Dr. Chris Cunningham is actively engaged with research targeting a variety of I-O and occupational health psychology topics. In addition to serving as Graduate Program Director for this program, he manages the Healthy and Optimal Work (H.O.W.) Research and Applications Lab in the department (details available through the website link below). Dr. C studies issues associated with stress and recovery from stressful work, the complex interface between work and nonwork roles, and the role of individual differences as factors influencing worker health, safety, and well-being. Within the UTC I-O program Chris teaches organizational psychology, organization development, and research methods courses with a smattering of special electives related to occupational health. Apart from his academic career, Chris is active in the Chattanooga community perhaps most notably as an accomplished trumpeter. He also maintains a steady stream of I-O related consulting projects with public and private, for-profit and non-profit organizations. You can get a good idea of what Dr. C is up to by reviewing his website (click here).

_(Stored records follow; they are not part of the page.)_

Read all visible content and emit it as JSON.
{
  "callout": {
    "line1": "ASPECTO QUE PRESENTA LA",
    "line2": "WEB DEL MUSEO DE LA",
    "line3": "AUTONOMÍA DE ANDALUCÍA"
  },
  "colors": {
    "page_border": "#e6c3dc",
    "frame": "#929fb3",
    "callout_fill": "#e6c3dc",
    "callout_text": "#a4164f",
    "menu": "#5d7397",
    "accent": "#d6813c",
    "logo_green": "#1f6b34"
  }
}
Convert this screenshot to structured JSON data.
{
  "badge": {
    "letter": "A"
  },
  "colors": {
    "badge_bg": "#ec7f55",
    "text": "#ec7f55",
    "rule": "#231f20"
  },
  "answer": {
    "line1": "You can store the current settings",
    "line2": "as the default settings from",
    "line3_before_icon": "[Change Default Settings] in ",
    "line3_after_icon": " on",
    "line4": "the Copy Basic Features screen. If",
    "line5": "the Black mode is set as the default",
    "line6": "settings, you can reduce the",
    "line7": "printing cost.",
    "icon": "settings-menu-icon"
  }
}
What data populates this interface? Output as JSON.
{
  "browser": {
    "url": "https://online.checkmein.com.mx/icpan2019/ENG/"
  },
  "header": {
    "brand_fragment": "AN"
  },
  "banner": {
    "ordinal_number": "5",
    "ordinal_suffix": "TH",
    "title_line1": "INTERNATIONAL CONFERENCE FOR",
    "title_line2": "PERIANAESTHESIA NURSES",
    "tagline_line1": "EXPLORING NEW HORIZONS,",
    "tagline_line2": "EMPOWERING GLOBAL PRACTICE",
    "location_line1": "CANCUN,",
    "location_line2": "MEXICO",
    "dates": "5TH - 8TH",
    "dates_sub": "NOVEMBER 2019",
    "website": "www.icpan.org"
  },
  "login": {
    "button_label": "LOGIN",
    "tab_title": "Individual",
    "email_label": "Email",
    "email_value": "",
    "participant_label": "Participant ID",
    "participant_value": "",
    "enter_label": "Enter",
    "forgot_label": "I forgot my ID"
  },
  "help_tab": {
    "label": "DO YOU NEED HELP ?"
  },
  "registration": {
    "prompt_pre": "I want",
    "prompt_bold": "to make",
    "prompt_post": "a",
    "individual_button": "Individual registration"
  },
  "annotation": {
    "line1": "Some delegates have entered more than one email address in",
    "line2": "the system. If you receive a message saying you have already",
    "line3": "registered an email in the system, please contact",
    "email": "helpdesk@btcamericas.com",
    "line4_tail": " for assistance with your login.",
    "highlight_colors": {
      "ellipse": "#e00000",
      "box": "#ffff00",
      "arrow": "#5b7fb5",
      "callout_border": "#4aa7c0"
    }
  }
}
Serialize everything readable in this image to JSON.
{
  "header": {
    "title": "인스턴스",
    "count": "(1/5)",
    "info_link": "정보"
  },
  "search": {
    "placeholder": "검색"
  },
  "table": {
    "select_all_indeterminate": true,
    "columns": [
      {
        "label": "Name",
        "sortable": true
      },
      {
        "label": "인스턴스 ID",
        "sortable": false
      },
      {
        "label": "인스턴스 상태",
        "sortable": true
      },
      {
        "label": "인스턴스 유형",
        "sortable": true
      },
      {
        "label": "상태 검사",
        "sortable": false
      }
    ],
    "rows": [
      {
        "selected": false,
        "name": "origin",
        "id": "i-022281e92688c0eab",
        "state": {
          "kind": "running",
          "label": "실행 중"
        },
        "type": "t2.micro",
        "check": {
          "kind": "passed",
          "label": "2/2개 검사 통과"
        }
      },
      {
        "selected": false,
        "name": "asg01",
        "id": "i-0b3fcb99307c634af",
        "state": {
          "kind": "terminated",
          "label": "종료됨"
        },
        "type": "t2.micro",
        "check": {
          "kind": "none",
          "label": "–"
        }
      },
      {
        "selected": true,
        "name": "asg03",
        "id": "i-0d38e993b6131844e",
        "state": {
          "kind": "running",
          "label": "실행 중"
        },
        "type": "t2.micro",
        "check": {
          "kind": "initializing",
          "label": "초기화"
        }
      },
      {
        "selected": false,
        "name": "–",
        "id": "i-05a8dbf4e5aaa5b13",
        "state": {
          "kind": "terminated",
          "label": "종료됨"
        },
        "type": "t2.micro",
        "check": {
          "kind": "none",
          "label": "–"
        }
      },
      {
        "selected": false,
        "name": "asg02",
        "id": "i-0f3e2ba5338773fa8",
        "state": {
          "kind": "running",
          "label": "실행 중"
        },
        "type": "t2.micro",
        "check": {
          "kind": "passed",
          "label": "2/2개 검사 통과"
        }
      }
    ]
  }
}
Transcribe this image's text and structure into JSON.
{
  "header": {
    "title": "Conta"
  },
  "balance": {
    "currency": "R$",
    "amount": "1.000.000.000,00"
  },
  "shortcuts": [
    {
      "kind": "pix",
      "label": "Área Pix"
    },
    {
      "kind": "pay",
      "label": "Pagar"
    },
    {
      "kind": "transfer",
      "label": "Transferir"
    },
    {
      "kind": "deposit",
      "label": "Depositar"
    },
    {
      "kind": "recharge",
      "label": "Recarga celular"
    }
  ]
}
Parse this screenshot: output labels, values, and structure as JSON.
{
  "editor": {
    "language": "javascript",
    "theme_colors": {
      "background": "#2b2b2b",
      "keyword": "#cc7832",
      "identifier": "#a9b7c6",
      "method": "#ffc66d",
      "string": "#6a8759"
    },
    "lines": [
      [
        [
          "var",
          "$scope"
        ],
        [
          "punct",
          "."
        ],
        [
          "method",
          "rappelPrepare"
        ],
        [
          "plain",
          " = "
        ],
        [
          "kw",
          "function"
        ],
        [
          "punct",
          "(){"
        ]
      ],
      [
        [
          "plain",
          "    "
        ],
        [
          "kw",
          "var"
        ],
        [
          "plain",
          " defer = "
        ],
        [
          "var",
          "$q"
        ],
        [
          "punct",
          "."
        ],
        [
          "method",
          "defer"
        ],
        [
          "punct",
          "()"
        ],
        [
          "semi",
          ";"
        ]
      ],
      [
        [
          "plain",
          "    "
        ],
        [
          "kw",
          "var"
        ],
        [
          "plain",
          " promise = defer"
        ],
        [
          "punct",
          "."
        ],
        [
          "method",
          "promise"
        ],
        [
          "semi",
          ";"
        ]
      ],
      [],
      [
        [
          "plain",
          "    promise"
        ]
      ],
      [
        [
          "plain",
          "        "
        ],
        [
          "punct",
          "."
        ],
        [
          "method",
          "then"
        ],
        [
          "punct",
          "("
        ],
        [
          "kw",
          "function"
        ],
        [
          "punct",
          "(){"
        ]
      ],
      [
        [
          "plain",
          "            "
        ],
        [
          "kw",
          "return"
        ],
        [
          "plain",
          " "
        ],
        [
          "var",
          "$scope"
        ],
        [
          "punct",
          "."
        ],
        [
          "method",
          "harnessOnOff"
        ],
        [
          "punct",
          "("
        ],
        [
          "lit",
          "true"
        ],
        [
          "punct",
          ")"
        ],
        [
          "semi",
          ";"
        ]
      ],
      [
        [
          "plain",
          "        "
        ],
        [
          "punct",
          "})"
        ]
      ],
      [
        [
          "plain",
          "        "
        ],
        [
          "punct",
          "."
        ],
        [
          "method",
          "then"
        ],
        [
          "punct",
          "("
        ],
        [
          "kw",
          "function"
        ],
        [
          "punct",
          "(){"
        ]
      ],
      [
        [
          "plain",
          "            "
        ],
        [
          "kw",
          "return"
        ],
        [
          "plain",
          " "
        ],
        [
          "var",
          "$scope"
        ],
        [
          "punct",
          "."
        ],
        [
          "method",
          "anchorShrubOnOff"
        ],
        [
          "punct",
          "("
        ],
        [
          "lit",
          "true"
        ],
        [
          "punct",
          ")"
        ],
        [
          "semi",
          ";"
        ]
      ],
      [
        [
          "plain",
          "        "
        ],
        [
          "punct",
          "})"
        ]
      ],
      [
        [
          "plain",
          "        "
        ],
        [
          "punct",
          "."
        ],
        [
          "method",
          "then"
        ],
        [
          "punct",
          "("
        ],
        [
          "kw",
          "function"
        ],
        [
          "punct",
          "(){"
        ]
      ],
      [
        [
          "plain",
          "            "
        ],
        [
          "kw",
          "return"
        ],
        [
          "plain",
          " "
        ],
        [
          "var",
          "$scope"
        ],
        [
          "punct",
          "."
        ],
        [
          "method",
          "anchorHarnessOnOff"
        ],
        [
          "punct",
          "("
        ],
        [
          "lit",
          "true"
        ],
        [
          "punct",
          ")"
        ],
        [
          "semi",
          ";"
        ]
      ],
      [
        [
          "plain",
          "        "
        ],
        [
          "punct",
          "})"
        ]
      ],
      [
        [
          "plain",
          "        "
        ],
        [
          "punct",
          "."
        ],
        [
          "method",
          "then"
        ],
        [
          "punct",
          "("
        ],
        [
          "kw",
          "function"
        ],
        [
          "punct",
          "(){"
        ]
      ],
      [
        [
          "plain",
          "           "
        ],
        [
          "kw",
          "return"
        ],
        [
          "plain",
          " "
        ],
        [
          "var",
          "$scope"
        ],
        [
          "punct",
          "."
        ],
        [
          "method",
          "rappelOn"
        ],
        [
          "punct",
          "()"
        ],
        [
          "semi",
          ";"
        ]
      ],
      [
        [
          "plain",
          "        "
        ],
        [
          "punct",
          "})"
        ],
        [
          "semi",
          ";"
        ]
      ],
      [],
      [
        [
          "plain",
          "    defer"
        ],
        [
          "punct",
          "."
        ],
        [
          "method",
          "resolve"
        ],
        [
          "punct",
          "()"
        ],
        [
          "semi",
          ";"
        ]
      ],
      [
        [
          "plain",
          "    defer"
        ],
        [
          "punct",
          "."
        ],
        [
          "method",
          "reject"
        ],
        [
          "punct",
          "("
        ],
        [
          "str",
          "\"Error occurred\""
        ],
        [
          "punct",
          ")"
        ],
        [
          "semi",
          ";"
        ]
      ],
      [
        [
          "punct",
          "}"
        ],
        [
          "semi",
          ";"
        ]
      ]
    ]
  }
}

Dr. Brian O'Leary's research relates primarily to the impact of perceptions of justice on individual and group performance, but also branches out to collaborative efforts with students and other faculty on a variety of topics. He is currently focusing on equity sensitivity and its role as a moderator or mediator of many important I-O relationships. He is also developing a construct that relates to the impact on supervisor attitudes and performance of their perceptions of the support they receive from their subordinates. Brian's background is rather unique. He began doctoral studies in Organizational Behavior at Tulane University after a 14 year career with AT&T in which he held a variety of supervisory and non-supervisory positions in government contracting, accounting, and project management. His hobby is running - mostly 5 and 10Ks, and, after completing the Kona half-marathon, still has visions of running a marathon "some day" (should his knees hold out). His passion is Notre Dame football and, while he is famous for his availability to students, it is probably best to avoid him when the Irish are playing in the Fall.
Dr. Alexandra (Alex) Zelin's research interests lie within the realm of gender and the workplace. More specifically, she focuses on gender inequality, sexism, and perceived competence of women (in comparison to men) within the selection and performance appraisal contexts. She is interested in both the "I" and the "O" side of I-O Psychology - she just can't choose which she likes best! With regard to teaching, Alex is currently teaching research methods, job/work analysis, selection, and employee performance and development within organizations. She has also worked on numerous consulting projects within both the private and the public sectors, ranging from creating selection tests for police officers to developing career-paths for different I-O Career tracks. Outside of the classroom, Alex spent most of her younger days swimming lap after lap in competition pools. But now, you can find her lounging by the pool reading Harry Potter or historical fiction! She also enjoys going on hikes and plans on "borrowing" other colleagues' dogs to keep her company. She is known for her stress-relief dessert baking skills and will help to make sure that the Psychology Department stays well fed! You can get an up-to-date perspective on what Dr. Z is working on by reviewing her current CV (click here).